- Description of the task
Please retype every record exactly as it appears, omitting the pictures.

- Information provided
------------------------------------------------------------
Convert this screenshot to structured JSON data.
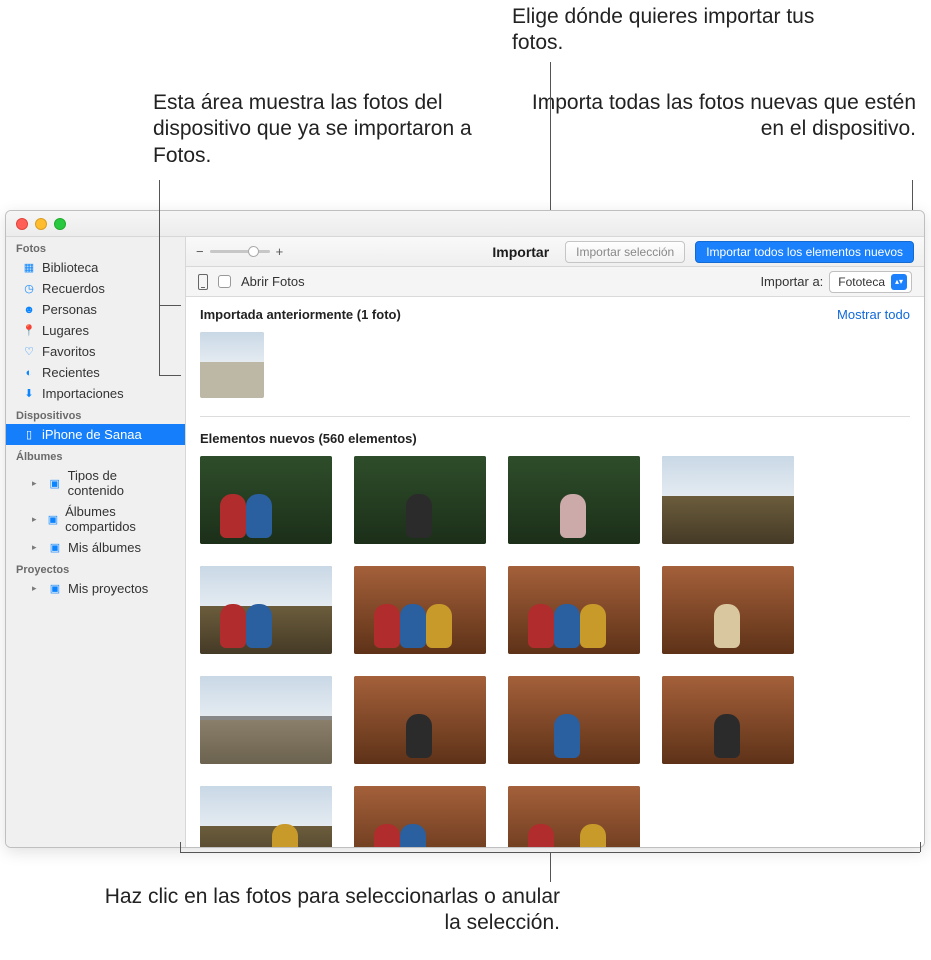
{
  "callouts": {
    "top_center": "Elige dónde quieres importar tus fotos.",
    "top_left": "Esta área muestra las fotos del dispositivo que ya se importaron a Fotos.",
    "top_right": "Importa todas las fotos nuevas que estén en el dispositivo.",
    "bottom": "Haz clic en las fotos para seleccionarlas o anular la selección."
  },
  "sidebar": {
    "sections": {
      "photos": "Fotos",
      "devices": "Dispositivos",
      "albums": "Álbumes",
      "projects": "Proyectos"
    },
    "items": {
      "library": "Biblioteca",
      "memories": "Recuerdos",
      "people": "Personas",
      "places": "Lugares",
      "favorites": "Favoritos",
      "recent": "Recientes",
      "imports": "Importaciones",
      "device": "iPhone de Sanaa",
      "content_types": "Tipos de contenido",
      "shared_albums": "Álbumes compartidos",
      "my_albums": "Mis álbumes",
      "my_projects": "Mis proyectos"
    }
  },
  "toolbar": {
    "zoom_minus": "−",
    "zoom_plus": "+",
    "title": "Importar",
    "import_selection": "Importar selección",
    "import_all_new": "Importar todos los elementos nuevos"
  },
  "subtoolbar": {
    "open_photos": "Abrir Fotos",
    "import_to_label": "Importar a:",
    "import_to_value": "Fototeca"
  },
  "sections": {
    "already_imported": "Importada anteriormente (1 foto)",
    "show_all": "Mostrar todo",
    "new_items": "Elementos nuevos (560 elementos)"
  }
}
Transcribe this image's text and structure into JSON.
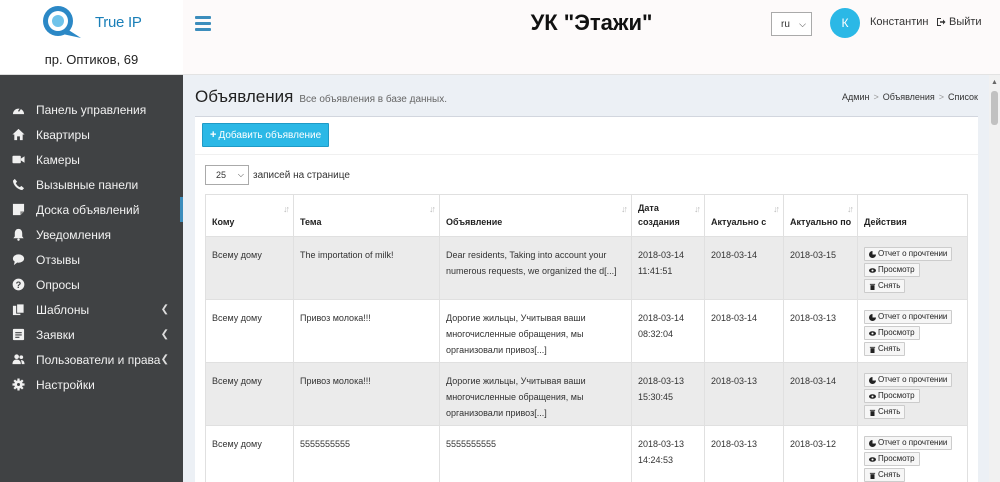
{
  "brand": {
    "logo_text": "True IP",
    "address": "пр. Оптиков, 69"
  },
  "header": {
    "title": "УК \"Этажи\"",
    "language": "ru",
    "avatar_initial": "К",
    "user_name": "Константин",
    "logout_label": "Выйти"
  },
  "sidebar": {
    "items": [
      {
        "label": "Панель управления",
        "icon": "dashboard-icon"
      },
      {
        "label": "Квартиры",
        "icon": "home-icon"
      },
      {
        "label": "Камеры",
        "icon": "video-camera-icon"
      },
      {
        "label": "Вызывные панели",
        "icon": "phone-icon"
      },
      {
        "label": "Доска объявлений",
        "icon": "sticky-note-icon",
        "active": true
      },
      {
        "label": "Уведомления",
        "icon": "bell-icon"
      },
      {
        "label": "Отзывы",
        "icon": "comments-icon"
      },
      {
        "label": "Опросы",
        "icon": "question-circle-icon"
      },
      {
        "label": "Шаблоны",
        "icon": "copy-icon",
        "has_submenu": true
      },
      {
        "label": "Заявки",
        "icon": "tasks-icon",
        "has_submenu": true
      },
      {
        "label": "Пользователи и права",
        "icon": "users-icon",
        "has_submenu": true
      },
      {
        "label": "Настройки",
        "icon": "gear-icon"
      }
    ]
  },
  "page": {
    "title": "Объявления",
    "subtitle": "Все объявления в базе данных.",
    "breadcrumb": [
      "Админ",
      "Объявления",
      "Список"
    ],
    "add_button": "Добавить объявление",
    "page_length": "25",
    "page_length_label": "записей на странице"
  },
  "table": {
    "columns": [
      "Кому",
      "Тема",
      "Объявление",
      "Дата создания",
      "Актуально с",
      "Актуально по",
      "Действия"
    ],
    "action_labels": {
      "report": "Отчет о прочтении",
      "view": "Просмотр",
      "remove": "Снять"
    },
    "rows": [
      {
        "to": "Всему дому",
        "subject": "The importation of milk!",
        "text": "Dear residents, Taking into account your numerous requests, we organized the d[...]",
        "created_date": "2018-03-14",
        "created_time": "11:41:51",
        "valid_from": "2018-03-14",
        "valid_to": "2018-03-15"
      },
      {
        "to": "Всему дому",
        "subject": "Привоз молока!!!",
        "text": "Дорогие жильцы, Учитывая ваши многочисленные обращения, мы организовали привоз[...]",
        "created_date": "2018-03-14",
        "created_time": "08:32:04",
        "valid_from": "2018-03-14",
        "valid_to": "2018-03-13"
      },
      {
        "to": "Всему дому",
        "subject": "Привоз молока!!!",
        "text": "Дорогие жильцы, Учитывая ваши многочисленные обращения, мы организовали привоз[...]",
        "created_date": "2018-03-13",
        "created_time": "15:30:45",
        "valid_from": "2018-03-13",
        "valid_to": "2018-03-14"
      },
      {
        "to": "Всему дому",
        "subject": "5555555555",
        "text": "5555555555",
        "created_date": "2018-03-13",
        "created_time": "14:24:53",
        "valid_from": "2018-03-13",
        "valid_to": "2018-03-12"
      }
    ]
  },
  "colors": {
    "accent": "#2bb8e6",
    "sidebar_bg": "#404244",
    "link": "#3c8dbc"
  }
}
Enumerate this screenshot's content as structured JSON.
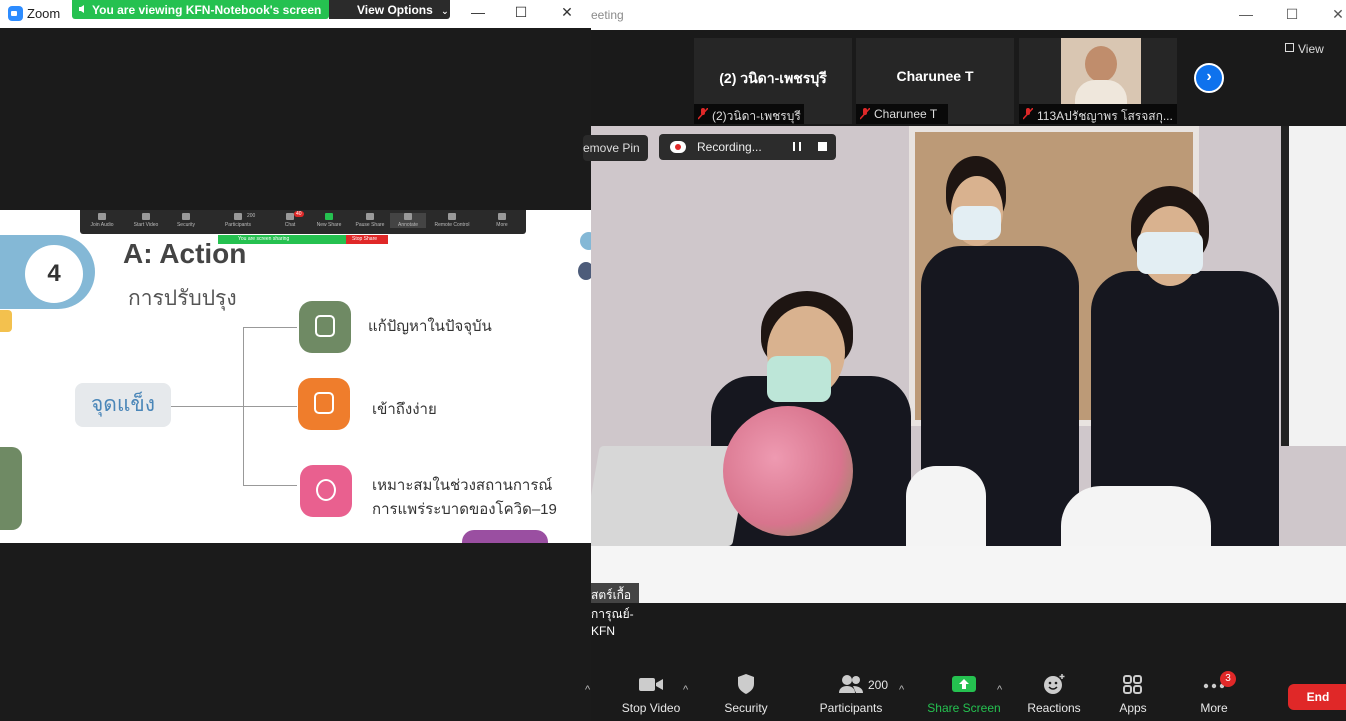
{
  "share_window": {
    "app_name": "Zoom",
    "banner_text": "You are viewing KFN-Notebook's screen",
    "view_options_label": "View Options",
    "mini_toolbar": {
      "items": [
        "Join Audio",
        "Start Video",
        "Security",
        "Participants",
        "Chat",
        "New Share",
        "Pause Share",
        "Annotate",
        "Remote Control",
        "More"
      ],
      "participants_count": "200",
      "chat_badge": "40",
      "banner": "You are screen sharing",
      "stop_share": "Stop Share"
    },
    "slide": {
      "step_number": "4",
      "title": "A: Action",
      "subtitle": "การปรับปรุง",
      "center_label": "จุดแข็ง",
      "branches": [
        {
          "icon": "user-icon",
          "text_lines": [
            "แก้ปัญหาในปัจจุบัน"
          ],
          "color": "#6f8a64"
        },
        {
          "icon": "document-edit-icon",
          "text_lines": [
            "เข้าถึงง่าย"
          ],
          "color": "#ef7d2c"
        },
        {
          "icon": "virus-icon",
          "text_lines": [
            "เหมาะสมในช่วงสถานการณ์",
            "การแพร่ระบาดของโควิด–19"
          ],
          "color": "#e9608f"
        }
      ]
    }
  },
  "meeting": {
    "title_fragment": "eeting",
    "thumbnails": [
      {
        "display_name": "(2) วนิดา-เพชรบุรี",
        "label": "(2)วนิดา-เพชรบุรี",
        "muted": true,
        "has_video": false
      },
      {
        "display_name": "Charunee T",
        "label": "Charunee T",
        "muted": true,
        "has_video": false
      },
      {
        "display_name": "",
        "label": "113Aปรัชญาพร โสรจสกุ...",
        "muted": true,
        "has_video": true
      }
    ],
    "view_label": "View",
    "remove_pin_label": "emove Pin",
    "recording_label": "Recording...",
    "main_video_name": "สตร์เกื้อการุณย์-KFN",
    "toolbar": {
      "stop_video": "Stop Video",
      "security": "Security",
      "participants": "Participants",
      "participants_count": "200",
      "share_screen": "Share Screen",
      "reactions": "Reactions",
      "apps": "Apps",
      "more": "More",
      "more_badge": "3",
      "end": "End"
    },
    "colors": {
      "share_green": "#25c150",
      "end_red": "#e02828",
      "accent_blue": "#0e72ed"
    }
  }
}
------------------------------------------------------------
- Response for this exercise
Convert this screenshot to structured JSON data.
{
  "callouts": {
    "top_center": "Elige dónde quieres importar tus fotos.",
    "top_left": "Esta área muestra las fotos del dispositivo que ya se importaron a Fotos.",
    "top_right": "Importa todas las fotos nuevas que estén en el dispositivo.",
    "bottom": "Haz clic en las fotos para seleccionarlas o anular la selección."
  },
  "sidebar": {
    "sections": {
      "photos": "Fotos",
      "devices": "Dispositivos",
      "albums": "Álbumes",
      "projects": "Proyectos"
    },
    "items": {
      "library": "Biblioteca",
      "memories": "Recuerdos",
      "people": "Personas",
      "places": "Lugares",
      "favorites": "Favoritos",
      "recent": "Recientes",
      "imports": "Importaciones",
      "device": "iPhone de Sanaa",
      "content_types": "Tipos de contenido",
      "shared_albums": "Álbumes compartidos",
      "my_albums": "Mis álbumes",
      "my_projects": "Mis proyectos"
    }
  },
  "toolbar": {
    "zoom_minus": "−",
    "zoom_plus": "+",
    "title": "Importar",
    "import_selection": "Importar selección",
    "import_all_new": "Importar todos los elementos nuevos"
  },
  "subtoolbar": {
    "open_photos": "Abrir Fotos",
    "import_to_label": "Importar a:",
    "import_to_value": "Fototeca"
  },
  "sections": {
    "already_imported": "Importada anteriormente (1 foto)",
    "show_all": "Mostrar todo",
    "new_items": "Elementos nuevos (560 elementos)"
  }
}
Transcribe this image's text and structure into JSON.
{
  "brand": {
    "logo_text": "True IP",
    "address": "пр. Оптиков, 69"
  },
  "header": {
    "title": "УК \"Этажи\"",
    "language": "ru",
    "avatar_initial": "К",
    "user_name": "Константин",
    "logout_label": "Выйти"
  },
  "sidebar": {
    "items": [
      {
        "label": "Панель управления",
        "icon": "dashboard-icon"
      },
      {
        "label": "Квартиры",
        "icon": "home-icon"
      },
      {
        "label": "Камеры",
        "icon": "video-camera-icon"
      },
      {
        "label": "Вызывные панели",
        "icon": "phone-icon"
      },
      {
        "label": "Доска объявлений",
        "icon": "sticky-note-icon",
        "active": true
      },
      {
        "label": "Уведомления",
        "icon": "bell-icon"
      },
      {
        "label": "Отзывы",
        "icon": "comments-icon"
      },
      {
        "label": "Опросы",
        "icon": "question-circle-icon"
      },
      {
        "label": "Шаблоны",
        "icon": "copy-icon",
        "has_submenu": true
      },
      {
        "label": "Заявки",
        "icon": "tasks-icon",
        "has_submenu": true
      },
      {
        "label": "Пользователи и права",
        "icon": "users-icon",
        "has_submenu": true
      },
      {
        "label": "Настройки",
        "icon": "gear-icon"
      }
    ]
  },
  "page": {
    "title": "Объявления",
    "subtitle": "Все объявления в базе данных.",
    "breadcrumb": [
      "Админ",
      "Объявления",
      "Список"
    ],
    "add_button": "Добавить объявление",
    "page_length": "25",
    "page_length_label": "записей на странице"
  },
  "table": {
    "columns": [
      "Кому",
      "Тема",
      "Объявление",
      "Дата создания",
      "Актуально с",
      "Актуально по",
      "Действия"
    ],
    "action_labels": {
      "report": "Отчет о прочтении",
      "view": "Просмотр",
      "remove": "Снять"
    },
    "rows": [
      {
        "to": "Всему дому",
        "subject": "The importation of milk!",
        "text": "Dear residents, Taking into account your numerous requests, we organized the d[...]",
        "created_date": "2018-03-14",
        "created_time": "11:41:51",
        "valid_from": "2018-03-14",
        "valid_to": "2018-03-15"
      },
      {
        "to": "Всему дому",
        "subject": "Привоз молока!!!",
        "text": "Дорогие жильцы, Учитывая ваши многочисленные обращения, мы организовали привоз[...]",
        "created_date": "2018-03-14",
        "created_time": "08:32:04",
        "valid_from": "2018-03-14",
        "valid_to": "2018-03-13"
      },
      {
        "to": "Всему дому",
        "subject": "Привоз молока!!!",
        "text": "Дорогие жильцы, Учитывая ваши многочисленные обращения, мы организовали привоз[...]",
        "created_date": "2018-03-13",
        "created_time": "15:30:45",
        "valid_from": "2018-03-13",
        "valid_to": "2018-03-14"
      },
      {
        "to": "Всему дому",
        "subject": "5555555555",
        "text": "5555555555",
        "created_date": "2018-03-13",
        "created_time": "14:24:53",
        "valid_from": "2018-03-13",
        "valid_to": "2018-03-12"
      }
    ]
  },
  "colors": {
    "accent": "#2bb8e6",
    "sidebar_bg": "#404244",
    "link": "#3c8dbc"
  }
}
Enumerate this screenshot's content as structured JSON.
{
  "share_window": {
    "app_name": "Zoom",
    "banner_text": "You are viewing KFN-Notebook's screen",
    "view_options_label": "View Options",
    "mini_toolbar": {
      "items": [
        "Join Audio",
        "Start Video",
        "Security",
        "Participants",
        "Chat",
        "New Share",
        "Pause Share",
        "Annotate",
        "Remote Control",
        "More"
      ],
      "participants_count": "200",
      "chat_badge": "40",
      "banner": "You are screen sharing",
      "stop_share": "Stop Share"
    },
    "slide": {
      "step_number": "4",
      "title": "A: Action",
      "subtitle": "การปรับปรุง",
      "center_label": "จุดแข็ง",
      "branches": [
        {
          "icon": "user-icon",
          "text_lines": [
            "แก้ปัญหาในปัจจุบัน"
          ],
          "color": "#6f8a64"
        },
        {
          "icon": "document-edit-icon",
          "text_lines": [
            "เข้าถึงง่าย"
          ],
          "color": "#ef7d2c"
        },
        {
          "icon": "virus-icon",
          "text_lines": [
            "เหมาะสมในช่วงสถานการณ์",
            "การแพร่ระบาดของโควิด–19"
          ],
          "color": "#e9608f"
        }
      ]
    }
  },
  "meeting": {
    "title_fragment": "eeting",
    "thumbnails": [
      {
        "display_name": "(2) วนิดา-เพชรบุรี",
        "label": "(2)วนิดา-เพชรบุรี",
        "muted": true,
        "has_video": false
      },
      {
        "display_name": "Charunee T",
        "label": "Charunee T",
        "muted": true,
        "has_video": false
      },
      {
        "display_name": "",
        "label": "113Aปรัชญาพร โสรจสกุ...",
        "muted": true,
        "has_video": true
      }
    ],
    "view_label": "View",
    "remove_pin_label": "emove Pin",
    "recording_label": "Recording...",
    "main_video_name": "สตร์เกื้อการุณย์-KFN",
    "toolbar": {
      "stop_video": "Stop Video",
      "security": "Security",
      "participants": "Participants",
      "participants_count": "200",
      "share_screen": "Share Screen",
      "reactions": "Reactions",
      "apps": "Apps",
      "more": "More",
      "more_badge": "3",
      "end": "End"
    },
    "colors": {
      "share_green": "#25c150",
      "end_red": "#e02828",
      "accent_blue": "#0e72ed"
    }
  }
}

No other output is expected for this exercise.